Belchite was destroyed in the 1937 Battle of Belchite and lays abandoned as a stark reminder.
Unfortunately, when we arrived, the memorial wasn’t opening until 10.30 am. But not to be deterred, we drove a little further down the road to get some photos.
While I got a little distracted messaging one of our sons, Terry went wandering to get some photos. Thinking Terry should be back, just as I left the car, he re-appeared at the top of the bank, a little flustered but fine.
If you don’t know, Terry has a thing with his cameras only lasting a year. So having navigated his way up the bank, he was to trip and roll down the other side while holding the camera aloft.
Thankfully, no icy water in the ditch below, no insurance claim, only some mud to wash from his jeans. And he got the photos he needed.
Traveling from Zaragoza to Valencia
We continued our road trip along a secondary route with views of snow-covered hills in the distance. Needing a toilet stop, we came across a small bar in the middle of nowhere.
As it was Sunday, we found a group of men keeping warm inside enjoying their coffee and something stronger. No doubt their better halves having been to church, were now at home cooking the Sunday meal.

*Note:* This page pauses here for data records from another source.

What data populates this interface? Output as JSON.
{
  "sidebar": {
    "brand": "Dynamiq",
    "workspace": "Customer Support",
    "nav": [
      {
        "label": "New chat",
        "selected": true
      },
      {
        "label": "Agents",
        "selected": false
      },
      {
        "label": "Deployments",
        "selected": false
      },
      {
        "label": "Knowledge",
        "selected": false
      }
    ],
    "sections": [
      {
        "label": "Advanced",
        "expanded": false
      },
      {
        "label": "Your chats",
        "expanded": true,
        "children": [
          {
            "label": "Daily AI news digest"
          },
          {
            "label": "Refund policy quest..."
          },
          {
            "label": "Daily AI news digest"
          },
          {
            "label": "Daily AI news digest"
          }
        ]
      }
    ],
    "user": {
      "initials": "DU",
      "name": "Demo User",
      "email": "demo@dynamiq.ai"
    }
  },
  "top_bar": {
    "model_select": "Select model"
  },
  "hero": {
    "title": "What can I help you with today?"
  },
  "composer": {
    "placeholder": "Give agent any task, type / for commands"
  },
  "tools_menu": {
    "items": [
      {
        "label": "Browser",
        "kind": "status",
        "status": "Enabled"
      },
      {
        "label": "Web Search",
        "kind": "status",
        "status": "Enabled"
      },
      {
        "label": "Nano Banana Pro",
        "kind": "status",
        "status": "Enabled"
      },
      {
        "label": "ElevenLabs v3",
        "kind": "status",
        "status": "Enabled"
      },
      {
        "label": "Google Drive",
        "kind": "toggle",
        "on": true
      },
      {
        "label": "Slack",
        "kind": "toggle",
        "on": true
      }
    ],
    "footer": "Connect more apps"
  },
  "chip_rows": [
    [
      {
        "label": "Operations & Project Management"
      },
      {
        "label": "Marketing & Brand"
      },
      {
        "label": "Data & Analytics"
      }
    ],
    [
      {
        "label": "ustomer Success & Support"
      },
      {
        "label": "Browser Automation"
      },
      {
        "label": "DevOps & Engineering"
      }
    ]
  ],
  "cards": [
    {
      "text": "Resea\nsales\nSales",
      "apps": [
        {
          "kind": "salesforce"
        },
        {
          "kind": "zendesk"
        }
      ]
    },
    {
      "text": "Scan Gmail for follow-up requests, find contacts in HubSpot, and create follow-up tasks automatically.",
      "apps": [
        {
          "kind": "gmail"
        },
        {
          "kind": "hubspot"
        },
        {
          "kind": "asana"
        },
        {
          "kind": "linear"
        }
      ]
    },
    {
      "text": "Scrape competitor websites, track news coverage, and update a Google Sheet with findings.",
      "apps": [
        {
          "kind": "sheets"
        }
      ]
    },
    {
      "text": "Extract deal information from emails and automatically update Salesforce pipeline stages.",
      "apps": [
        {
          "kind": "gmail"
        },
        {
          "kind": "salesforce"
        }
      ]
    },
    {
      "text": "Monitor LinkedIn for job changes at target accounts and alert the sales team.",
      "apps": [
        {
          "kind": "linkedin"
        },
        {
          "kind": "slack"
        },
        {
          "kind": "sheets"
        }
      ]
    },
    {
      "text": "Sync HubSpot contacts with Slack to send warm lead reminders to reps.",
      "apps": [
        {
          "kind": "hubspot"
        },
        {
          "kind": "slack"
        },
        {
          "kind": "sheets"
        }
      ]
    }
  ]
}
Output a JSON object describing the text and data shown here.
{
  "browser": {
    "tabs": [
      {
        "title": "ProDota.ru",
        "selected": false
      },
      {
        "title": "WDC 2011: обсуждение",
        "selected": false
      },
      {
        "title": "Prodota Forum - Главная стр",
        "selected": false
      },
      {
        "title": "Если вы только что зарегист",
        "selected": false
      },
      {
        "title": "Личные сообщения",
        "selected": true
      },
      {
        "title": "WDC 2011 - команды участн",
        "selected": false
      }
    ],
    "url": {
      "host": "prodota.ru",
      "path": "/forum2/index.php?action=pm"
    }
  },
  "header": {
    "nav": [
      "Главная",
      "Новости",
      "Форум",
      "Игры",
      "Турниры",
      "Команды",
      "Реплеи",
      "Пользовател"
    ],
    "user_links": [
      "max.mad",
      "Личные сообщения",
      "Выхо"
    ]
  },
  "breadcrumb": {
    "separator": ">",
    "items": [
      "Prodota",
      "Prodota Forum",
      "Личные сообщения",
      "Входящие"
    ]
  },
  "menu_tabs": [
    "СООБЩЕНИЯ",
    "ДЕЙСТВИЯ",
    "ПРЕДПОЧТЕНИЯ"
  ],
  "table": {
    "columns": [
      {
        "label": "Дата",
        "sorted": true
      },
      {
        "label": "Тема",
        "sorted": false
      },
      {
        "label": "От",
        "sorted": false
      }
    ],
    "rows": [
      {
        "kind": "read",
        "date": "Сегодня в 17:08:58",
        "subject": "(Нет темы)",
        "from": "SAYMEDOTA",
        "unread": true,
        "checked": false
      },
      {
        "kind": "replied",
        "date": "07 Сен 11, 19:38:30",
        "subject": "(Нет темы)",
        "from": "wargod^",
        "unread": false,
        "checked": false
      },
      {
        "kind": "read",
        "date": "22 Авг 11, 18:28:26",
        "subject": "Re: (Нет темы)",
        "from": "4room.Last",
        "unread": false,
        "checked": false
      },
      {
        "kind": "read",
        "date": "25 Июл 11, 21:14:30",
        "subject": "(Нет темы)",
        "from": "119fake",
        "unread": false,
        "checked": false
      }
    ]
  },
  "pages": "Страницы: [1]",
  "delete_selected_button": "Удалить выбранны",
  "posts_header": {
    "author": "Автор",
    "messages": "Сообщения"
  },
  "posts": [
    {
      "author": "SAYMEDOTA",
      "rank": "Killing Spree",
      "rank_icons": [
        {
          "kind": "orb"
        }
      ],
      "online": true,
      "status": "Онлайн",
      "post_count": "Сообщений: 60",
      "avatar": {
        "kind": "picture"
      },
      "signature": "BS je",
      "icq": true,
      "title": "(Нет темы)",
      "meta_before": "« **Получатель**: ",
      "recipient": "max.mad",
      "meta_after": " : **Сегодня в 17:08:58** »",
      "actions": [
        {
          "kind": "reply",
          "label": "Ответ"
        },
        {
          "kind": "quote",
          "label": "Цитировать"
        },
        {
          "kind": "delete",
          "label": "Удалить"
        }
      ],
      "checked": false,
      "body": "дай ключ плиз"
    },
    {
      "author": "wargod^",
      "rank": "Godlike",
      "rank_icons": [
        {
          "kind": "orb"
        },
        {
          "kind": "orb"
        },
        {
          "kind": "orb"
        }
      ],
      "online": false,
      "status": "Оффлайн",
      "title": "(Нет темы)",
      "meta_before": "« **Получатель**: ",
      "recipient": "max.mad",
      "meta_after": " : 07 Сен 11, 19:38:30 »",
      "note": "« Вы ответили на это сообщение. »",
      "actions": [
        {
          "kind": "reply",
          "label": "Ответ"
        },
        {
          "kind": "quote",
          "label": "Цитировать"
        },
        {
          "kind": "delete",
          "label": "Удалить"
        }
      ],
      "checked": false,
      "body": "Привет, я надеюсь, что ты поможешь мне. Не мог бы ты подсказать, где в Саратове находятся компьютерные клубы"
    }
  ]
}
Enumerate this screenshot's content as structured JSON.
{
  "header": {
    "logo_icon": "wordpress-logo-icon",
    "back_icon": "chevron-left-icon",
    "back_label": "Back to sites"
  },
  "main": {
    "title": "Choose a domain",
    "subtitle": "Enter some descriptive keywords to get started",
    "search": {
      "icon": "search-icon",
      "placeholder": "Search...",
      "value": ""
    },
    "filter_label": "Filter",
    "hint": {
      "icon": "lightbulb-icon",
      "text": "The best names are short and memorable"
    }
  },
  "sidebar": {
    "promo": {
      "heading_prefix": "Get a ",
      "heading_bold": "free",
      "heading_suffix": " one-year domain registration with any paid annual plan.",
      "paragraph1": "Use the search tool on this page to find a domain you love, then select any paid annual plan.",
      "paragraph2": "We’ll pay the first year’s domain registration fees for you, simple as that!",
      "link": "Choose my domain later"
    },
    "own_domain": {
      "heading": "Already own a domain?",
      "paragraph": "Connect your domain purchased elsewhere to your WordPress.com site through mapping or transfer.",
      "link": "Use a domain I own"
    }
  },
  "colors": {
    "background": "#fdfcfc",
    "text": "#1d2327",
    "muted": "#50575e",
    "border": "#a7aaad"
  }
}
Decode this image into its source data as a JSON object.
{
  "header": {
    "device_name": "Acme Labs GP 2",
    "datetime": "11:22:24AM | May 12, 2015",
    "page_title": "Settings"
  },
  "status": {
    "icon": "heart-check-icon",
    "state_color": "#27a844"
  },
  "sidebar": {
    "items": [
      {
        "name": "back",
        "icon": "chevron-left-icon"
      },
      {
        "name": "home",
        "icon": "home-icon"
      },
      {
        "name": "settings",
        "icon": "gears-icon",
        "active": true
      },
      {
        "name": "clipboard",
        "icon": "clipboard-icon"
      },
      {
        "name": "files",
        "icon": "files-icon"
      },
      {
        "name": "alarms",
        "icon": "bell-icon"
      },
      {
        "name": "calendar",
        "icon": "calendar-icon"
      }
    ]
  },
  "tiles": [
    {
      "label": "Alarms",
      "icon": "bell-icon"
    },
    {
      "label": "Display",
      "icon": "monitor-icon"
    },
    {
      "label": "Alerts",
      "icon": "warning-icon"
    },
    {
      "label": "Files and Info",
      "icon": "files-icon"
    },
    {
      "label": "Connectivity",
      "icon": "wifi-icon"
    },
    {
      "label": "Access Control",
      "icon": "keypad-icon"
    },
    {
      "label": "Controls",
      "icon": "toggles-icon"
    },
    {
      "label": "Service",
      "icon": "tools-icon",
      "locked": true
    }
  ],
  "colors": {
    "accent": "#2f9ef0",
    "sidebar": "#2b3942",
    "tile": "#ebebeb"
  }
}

They were all a little surprised to find foreigners from New Zealand interrupting their chatter, and maybe if we understood more Spanish, we would have understood what was to come further along our road trip.
As we passed over the next hill we saw the black ice on the road and snow piled to the side. Finding an area to pull off, we had a snow fight for about a minute or two and got back into the warm car.
But as we passed over the second hill, we drove straight into a blizzard. Our second experience of a snowstorm while driving in Spain. The last snowstorm was our road trip from Tarragona to Andorra during the blizzard known as ‘The Beast from the East.’
As we drove, the snow was being lifted and swept across the road.
Did we stop? The answer should be yes, but alas “No.”
Because we couldn’t see the road ahead, we were driving so slow, Terry was using Google Maps to navigate the bends in the road. It was one of those YouTube moments “two idiots driving in a blizzard.”
Normally our research is top-notch, but somehow we had missed reading the mountain range of Sierra de San Just – one of the coldest and rugged areas of Aragon.
Having seen the elevation sign of 1,300 meters, we were pleased to make it to La Puebla de Valverd for a lunch break. Still snowing, we were surrounded by skiers stopping to enjoy their hot food and drinks.
Terry took over the driving and literally drove five minutes down the road into brilliant sunshine.
Oh well, at least there were now views of hillside castles, blue skies, and Valencia was the next stop on the itinerary. We will tell you about what we saw in Valencia and other places along the coast to Malaga in our next post.